Every word of the data below has to be copied faithfully.

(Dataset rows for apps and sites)
★ ★ ★
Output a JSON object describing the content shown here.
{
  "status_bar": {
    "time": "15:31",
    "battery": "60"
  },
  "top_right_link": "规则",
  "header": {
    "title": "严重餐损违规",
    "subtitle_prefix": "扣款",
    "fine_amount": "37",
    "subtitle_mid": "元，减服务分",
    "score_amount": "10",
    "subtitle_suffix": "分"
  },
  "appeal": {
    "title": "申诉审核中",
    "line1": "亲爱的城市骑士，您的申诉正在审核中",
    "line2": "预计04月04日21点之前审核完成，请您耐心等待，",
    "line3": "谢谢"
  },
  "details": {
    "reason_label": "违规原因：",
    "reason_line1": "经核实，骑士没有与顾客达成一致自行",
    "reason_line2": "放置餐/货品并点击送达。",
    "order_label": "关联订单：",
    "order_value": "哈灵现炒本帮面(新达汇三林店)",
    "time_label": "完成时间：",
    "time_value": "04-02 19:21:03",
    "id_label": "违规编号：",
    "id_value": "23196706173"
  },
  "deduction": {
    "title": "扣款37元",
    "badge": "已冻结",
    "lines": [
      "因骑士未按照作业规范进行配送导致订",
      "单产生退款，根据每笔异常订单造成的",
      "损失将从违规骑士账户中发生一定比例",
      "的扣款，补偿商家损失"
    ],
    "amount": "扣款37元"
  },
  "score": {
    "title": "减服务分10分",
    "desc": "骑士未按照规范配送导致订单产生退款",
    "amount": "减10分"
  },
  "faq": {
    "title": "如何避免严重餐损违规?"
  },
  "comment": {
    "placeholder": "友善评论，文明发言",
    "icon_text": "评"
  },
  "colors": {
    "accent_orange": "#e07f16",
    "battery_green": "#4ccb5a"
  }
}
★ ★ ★
--- Response ---
Output a JSON object describing the content shown here.
{
  "status_bar": {
    "time": "15:31",
    "battery": "60"
  },
  "top_right_link": "规则",
  "header": {
    "title": "严重餐损违规",
    "subtitle_prefix": "扣款",
    "fine_amount": "37",
    "subtitle_mid": "元，减服务分",
    "score_amount": "10",
    "subtitle_suffix": "分"
  },
  "appeal": {
    "title": "申诉审核中",
    "line1": "亲爱的城市骑士，您的申诉正在审核中",
    "line2": "预计04月04日21点之前审核完成，请您耐心等待，",
    "line3": "谢谢"
  },
  "details": {
    "reason_label": "违规原因：",
    "reason_line1": "经核实，骑士没有与顾客达成一致自行",
    "reason_line2": "放置餐/货品并点击送达。",
    "order_label": "关联订单：",
    "order_value": "哈灵现炒本帮面(新达汇三林店)",
    "time_label": "完成时间：",
    "time_value": "04-02 19:21:03",
    "id_label": "违规编号：",
    "id_value": "23196706173"
  },
  "deduction": {
    "title": "扣款37元",
    "badge": "已冻结",
    "lines": [
      "因骑士未按照作业规范进行配送导致订",
      "单产生退款，根据每笔异常订单造成的",
      "损失将从违规骑士账户中发生一定比例",
      "的扣款，补偿商家损失"
    ],
    "amount": "扣款37元"
  },
  "score": {
    "title": "减服务分10分",
    "desc": "骑士未按照规范配送导致订单产生退款",
    "amount": "减10分"
  },
  "faq": {
    "title": "如何避免严重餐损违规?"
  },
  "comment": {
    "placeholder": "友善评论，文明发言",
    "icon_text": "评"
  },
  "colors": {
    "accent_orange": "#e07f16",
    "battery_green": "#4ccb5a"
  }
}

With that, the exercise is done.